This airshow, usually at the beginning of July, is a wonderful day out at Old Warden aerodrome which is home to The Shuttleworth Collection, opened to the public in 1963. Filling five hangars, this is an amazing collection of vintage and veteran aircraft and motor vehicles including commercials, buses, motorcycles, bicycles, and some agricultural exhibits.
On airshow days, Shuttleworth House is open to the public for an insight into the family history and adjacent to the aerodrome is the peaceful Swiss Garden which follows the Regency fashion for Alpine Gardens. There are 13 listed structures linked by a beautiful woodland trail. We explore all this at leisure before settling down for the afternoon airshow featuring the resident Edwardian flying machines and some visiting aircraft including Spitfires, Hurricanes and often the Battle of Britain Memorial Flight Lancaster.
Richard Ormonde Shuttleworth first landed here in 1932 after the field had been cleared of trees and the Old Warden aerodrome was born. Richard was born in July 1909 and grew up in Old Warden. At age 23 he inherited money from the family business Clayton & Shuttleworth, agricultural engineers and steam-wagon makers. His new-found wealth allowed him to enjoy his passions, horses, aviation and racing. He owned or drove many cars including Alfa Romeos, Bugattis, Arrol-Aster, Rolls Royce, and a vintage Jowett, and went on to have a successful racing career winning the Donnington Grand Prix in 1935. A year later he was racing an Alfa Romeo in the East London GP in South Africa when his car left the road and he was seriously injured. He returned home three months later after recuperating but was not able to continue his racing career. Instead he turned his focus to aeronautics and would track down abandoned aircraft and restore them at Shuttleworth engineering workshop, and thus the collection began. Sadly in 1940, while posted at RAF Benson, his Fairey Battle aircraft crashed whilst on a night training exercise and he was killed. His mother Dorothy kept The Collection alive in his memory and his passion and enthusiasm live on through the museum and the Richard Ormonde Shuttleworth Remembrance Trust (ROSRT). It was in 1944 that Dorothy decided to place the estate in a Charitable Trust in memory of her son. She wanted to ensure it would continue to be used for the purpose of agricultural and aviation education, two of Richard’s keen interests. Today the Trust provide buildings and education for agriculture, heritage and conservation.
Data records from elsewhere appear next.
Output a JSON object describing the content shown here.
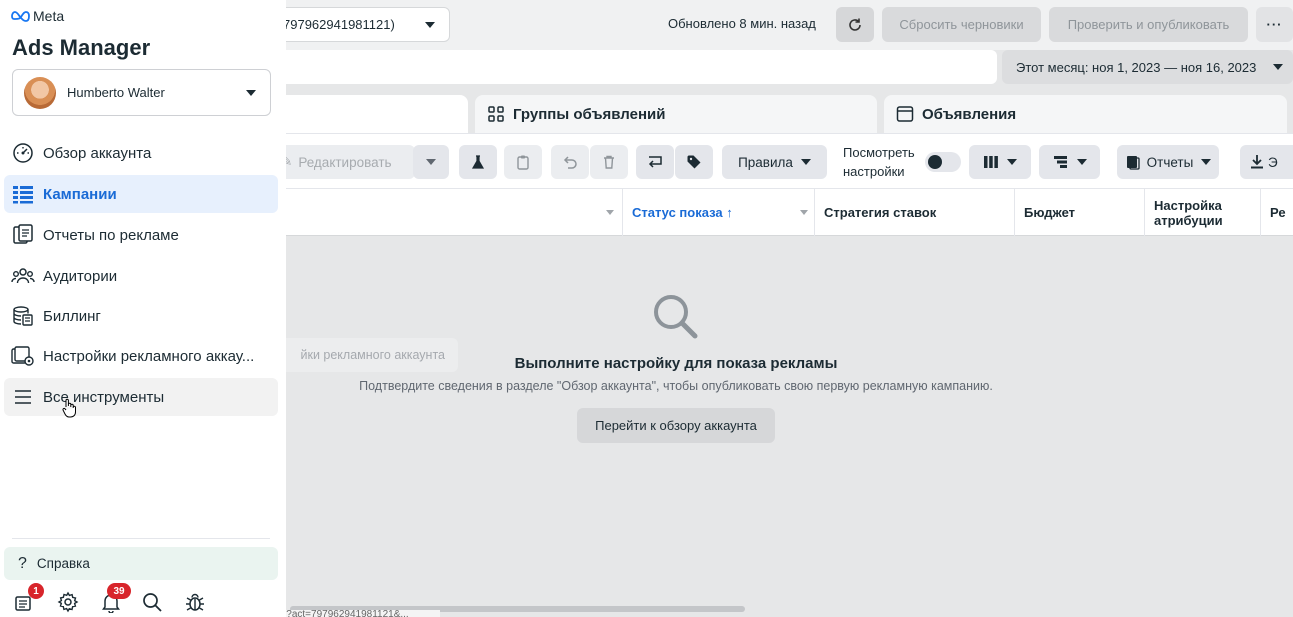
{
  "sidebar": {
    "brand": "Meta",
    "title": "Ads Manager",
    "account_name": "Humberto Walter",
    "nav": [
      {
        "label": "Обзор аккаунта",
        "icon": "gauge-icon"
      },
      {
        "label": "Кампании",
        "icon": "grid-table-icon",
        "active": true
      },
      {
        "label": "Отчеты по рекламе",
        "icon": "reports-icon"
      },
      {
        "label": "Аудитории",
        "icon": "audience-icon"
      },
      {
        "label": "Биллинг",
        "icon": "billing-stack-icon"
      },
      {
        "label": "Настройки рекламного аккау...",
        "icon": "account-settings-icon"
      },
      {
        "label": "Все инструменты",
        "icon": "hamburger-icon"
      }
    ],
    "help_label": "Справка",
    "notifications_badge": "1",
    "alerts_badge": "39"
  },
  "header": {
    "account_id_fragment": "797962941981121)",
    "updated_text": "Обновлено 8 мин. назад",
    "reset_drafts": "Сбросить черновики",
    "review_publish": "Проверить и опубликовать",
    "more": "···",
    "date_range": "Этот месяц: ноя 1, 2023 — ноя 16, 2023"
  },
  "tabs": {
    "ad_sets": "Группы объявлений",
    "ads": "Объявления"
  },
  "toolbar": {
    "edit": "Редактировать",
    "rules": "Правила",
    "view_settings_line1": "Посмотреть",
    "view_settings_line2": "настройки",
    "reports": "Отчеты",
    "export_fragment": "Э"
  },
  "table": {
    "columns": [
      {
        "label": ""
      },
      {
        "label": "Статус показа ↑"
      },
      {
        "label": "Стратегия ставок"
      },
      {
        "label": "Бюджет"
      },
      {
        "label": "Настройка атрибуции"
      },
      {
        "label": "Ре"
      }
    ]
  },
  "empty_state": {
    "title": "Выполните настройку для показа рекламы",
    "subtitle": "Подтвердите сведения в разделе \"Обзор аккаунта\", чтобы опубликовать свою первую рекламную кампанию.",
    "button": "Перейти к обзору аккаунта"
  },
  "tooltip_fragment": "йки рекламного аккаунта",
  "status_url": "https://adsmanager.facebook.com/adsmanager/account_settings?act=797962941981121&..."
}
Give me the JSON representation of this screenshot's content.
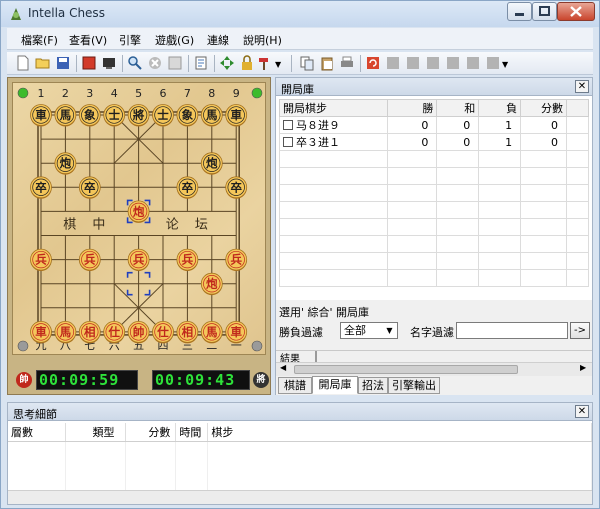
{
  "window": {
    "title": "Intella Chess"
  },
  "menu": [
    {
      "id": "file",
      "label": "檔案(F)"
    },
    {
      "id": "view",
      "label": "查看(V)"
    },
    {
      "id": "engine",
      "label": "引擎"
    },
    {
      "id": "game",
      "label": "遊戲(G)"
    },
    {
      "id": "connect",
      "label": "連線"
    },
    {
      "id": "help",
      "label": "說明(H)"
    }
  ],
  "board": {
    "top_files": [
      "1",
      "2",
      "3",
      "4",
      "5",
      "6",
      "7",
      "8",
      "9"
    ],
    "bottom_files": [
      "九",
      "八",
      "七",
      "六",
      "五",
      "四",
      "三",
      "二",
      "一"
    ],
    "river_left": "棋 中",
    "river_right": "论 坛",
    "pieces": [
      {
        "char": "車",
        "color": "black",
        "file": 0,
        "rank": 0
      },
      {
        "char": "馬",
        "color": "black",
        "file": 1,
        "rank": 0
      },
      {
        "char": "象",
        "color": "black",
        "file": 2,
        "rank": 0
      },
      {
        "char": "士",
        "color": "black",
        "file": 3,
        "rank": 0
      },
      {
        "char": "將",
        "color": "black",
        "file": 4,
        "rank": 0
      },
      {
        "char": "士",
        "color": "black",
        "file": 5,
        "rank": 0
      },
      {
        "char": "象",
        "color": "black",
        "file": 6,
        "rank": 0
      },
      {
        "char": "馬",
        "color": "black",
        "file": 7,
        "rank": 0
      },
      {
        "char": "車",
        "color": "black",
        "file": 8,
        "rank": 0
      },
      {
        "char": "炮",
        "color": "black",
        "file": 1,
        "rank": 2
      },
      {
        "char": "炮",
        "color": "black",
        "file": 7,
        "rank": 2
      },
      {
        "char": "卒",
        "color": "black",
        "file": 0,
        "rank": 3
      },
      {
        "char": "卒",
        "color": "black",
        "file": 2,
        "rank": 3
      },
      {
        "char": "卒",
        "color": "black",
        "file": 6,
        "rank": 3
      },
      {
        "char": "卒",
        "color": "black",
        "file": 8,
        "rank": 3
      },
      {
        "char": "炮",
        "color": "red",
        "file": 4,
        "rank": 4
      },
      {
        "char": "兵",
        "color": "red",
        "file": 0,
        "rank": 6
      },
      {
        "char": "兵",
        "color": "red",
        "file": 2,
        "rank": 6
      },
      {
        "char": "兵",
        "color": "red",
        "file": 4,
        "rank": 6
      },
      {
        "char": "兵",
        "color": "red",
        "file": 6,
        "rank": 6
      },
      {
        "char": "兵",
        "color": "red",
        "file": 8,
        "rank": 6
      },
      {
        "char": "炮",
        "color": "red",
        "file": 7,
        "rank": 7
      },
      {
        "char": "車",
        "color": "red",
        "file": 0,
        "rank": 9
      },
      {
        "char": "馬",
        "color": "red",
        "file": 1,
        "rank": 9
      },
      {
        "char": "相",
        "color": "red",
        "file": 2,
        "rank": 9
      },
      {
        "char": "仕",
        "color": "red",
        "file": 3,
        "rank": 9
      },
      {
        "char": "帥",
        "color": "red",
        "file": 4,
        "rank": 9
      },
      {
        "char": "仕",
        "color": "red",
        "file": 5,
        "rank": 9
      },
      {
        "char": "相",
        "color": "red",
        "file": 6,
        "rank": 9
      },
      {
        "char": "馬",
        "color": "red",
        "file": 7,
        "rank": 9
      },
      {
        "char": "車",
        "color": "red",
        "file": 8,
        "rank": 9
      }
    ],
    "last_move_from": {
      "file": 4,
      "rank": 7
    },
    "last_move_to": {
      "file": 4,
      "rank": 4
    },
    "colors": {
      "red": "#c0281c",
      "black": "#1f1f1f",
      "piece_face": "#f4c65a",
      "line": "#5a4524"
    }
  },
  "clocks": {
    "red_badge": "帥",
    "black_badge": "將",
    "red_time": "00:09:59",
    "black_time": "00:09:43"
  },
  "opening_panel": {
    "title": "開局庫",
    "columns": [
      "開局棋步",
      "勝",
      "和",
      "負",
      "分數"
    ],
    "rows": [
      {
        "move": "马８进９",
        "win": "0",
        "draw": "0",
        "loss": "1",
        "score": "0"
      },
      {
        "move": "卒３进１",
        "win": "0",
        "draw": "0",
        "loss": "1",
        "score": "0"
      }
    ],
    "use_label": "選用' 綜合' 開局庫",
    "win_filter_label": "勝負過濾",
    "win_filter_value": "全部",
    "name_filter_label": "名字過濾",
    "go_button": "->",
    "results_label": "結果",
    "tabs": [
      "棋譜",
      "開局庫",
      "招法",
      "引擎輸出"
    ]
  },
  "think_panel": {
    "title": "思考細節",
    "columns": [
      "層數",
      "類型",
      "分數",
      "時間",
      "棋步"
    ]
  }
}
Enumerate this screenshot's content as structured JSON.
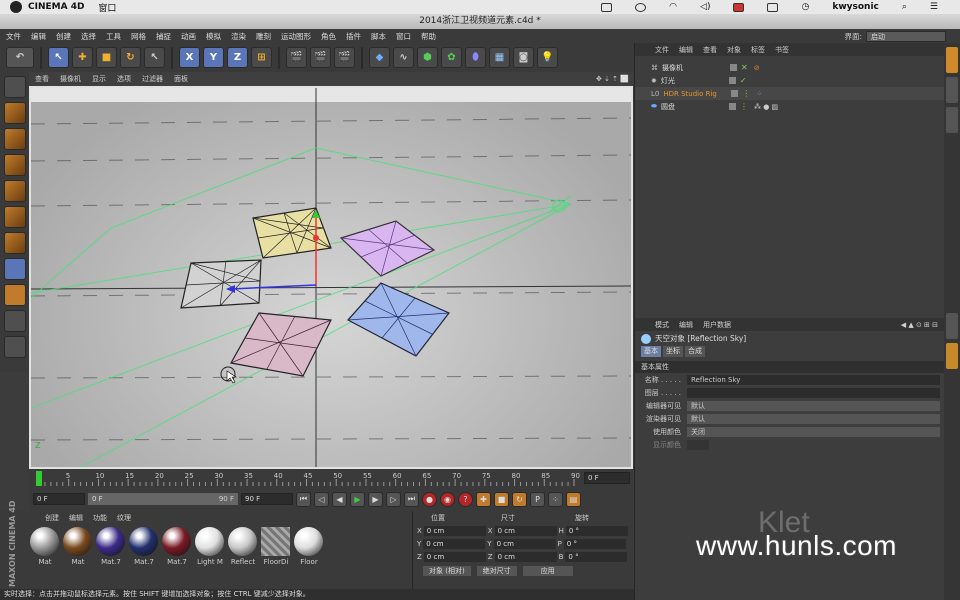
{
  "mac_menubar": {
    "app": "CINEMA 4D",
    "menu": "窗口",
    "user": "kwysonic"
  },
  "window_title": "2014浙江卫视频道元素.c4d *",
  "menus": [
    "文件",
    "编辑",
    "创建",
    "选择",
    "工具",
    "网格",
    "捕捉",
    "动画",
    "模拟",
    "渲染",
    "雕刻",
    "运动图形",
    "角色",
    "插件",
    "脚本",
    "窗口",
    "帮助"
  ],
  "layout": {
    "label": "界面:",
    "value": "启动"
  },
  "viewport": {
    "menu": [
      "查看",
      "摄像机",
      "显示",
      "选项",
      "过滤器",
      "面板"
    ],
    "axis_label": "Z"
  },
  "object_manager": {
    "menu": [
      "文件",
      "编辑",
      "查看",
      "对象",
      "标签",
      "书签"
    ],
    "objects": [
      {
        "name": "摄像机",
        "highlight": false
      },
      {
        "name": "灯光",
        "highlight": false
      },
      {
        "name": "HDR Studio Rig",
        "highlight": true
      },
      {
        "name": "圆盘",
        "highlight": false
      }
    ]
  },
  "attributes": {
    "menu": [
      "模式",
      "编辑",
      "用户数据"
    ],
    "title": "天空对象 [Reflection Sky]",
    "tabs": [
      "基本",
      "坐标",
      "合成"
    ],
    "section": "基本属性",
    "fields": [
      {
        "label": "名称 . . . . .",
        "value": "Reflection Sky"
      },
      {
        "label": "图层 . . . . .",
        "value": ""
      },
      {
        "label": "编辑器可见",
        "value": "默认"
      },
      {
        "label": "渲染器可见",
        "value": "默认"
      },
      {
        "label": "使用颜色",
        "value": "关闭"
      },
      {
        "label": "显示颜色",
        "value": ""
      }
    ]
  },
  "timeline": {
    "ticks": [
      "0",
      "5",
      "10",
      "15",
      "20",
      "25",
      "30",
      "35",
      "40",
      "45",
      "50",
      "55",
      "60",
      "65",
      "70",
      "75",
      "80",
      "85",
      "90"
    ],
    "current_frame": "0 F",
    "start_frame": "0 F",
    "range_start": "0 F",
    "range_end": "90 F",
    "end_frame": "90 F"
  },
  "material_manager": {
    "menu": [
      "创建",
      "编辑",
      "功能",
      "纹理"
    ],
    "materials": [
      {
        "name": "Mat",
        "color": "#9a9a9a"
      },
      {
        "name": "Mat",
        "color": "#7a4a1e"
      },
      {
        "name": "Mat.7",
        "color": "#3c2a8a"
      },
      {
        "name": "Mat.7",
        "color": "#22306e"
      },
      {
        "name": "Mat.7",
        "color": "#7a1a25"
      },
      {
        "name": "Light M",
        "color": "#e0e0e0"
      },
      {
        "name": "Reflect",
        "color": "#c8c8c8"
      },
      {
        "name": "FloorDi",
        "color": "#999999"
      },
      {
        "name": "Floor",
        "color": "#dddddd"
      }
    ]
  },
  "coordinates": {
    "headers": [
      "位置",
      "尺寸",
      "旋转"
    ],
    "rows": [
      {
        "axis": "X",
        "pos": "0 cm",
        "size_axis": "X",
        "size": "0 cm",
        "rot_axis": "H",
        "rot": "0 °"
      },
      {
        "axis": "Y",
        "pos": "0 cm",
        "size_axis": "Y",
        "size": "0 cm",
        "rot_axis": "P",
        "rot": "0 °"
      },
      {
        "axis": "Z",
        "pos": "0 cm",
        "size_axis": "Z",
        "size": "0 cm",
        "rot_axis": "B",
        "rot": "0 °"
      }
    ],
    "mode": "对象 (相对)",
    "size_mode": "绝对尺寸",
    "apply": "应用"
  },
  "statusbar": "实时选择：点击并拖动鼠标选择元素。按住 SHIFT 键增加选择对象；按住 CTRL 键减少选择对象。",
  "logo": "MAXON CINEMA 4D",
  "watermark": "www.hunls.com",
  "watermark_faint": "Klet"
}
The museum today is known for keeping it’s aircraft flying through the Shuttleworth Veteran Aeroplane Society (SVAS). The volunteers here do a fantastic job and can be seen working in the engineering workshop most days. The aircraft span from the early pioneers to the 50s, some are replicas, and some are rare, priceless and unique, over 100 years old. Richard’s first vintage car, a 1897 Panhard Levassor, which he ran in the Brighton Run, and his first aircraft which still flies today, the DH60X Moth (G-EBWD), are both still part of current The Collection.
Whether the airshow is on or not, this is a museum not to be missed.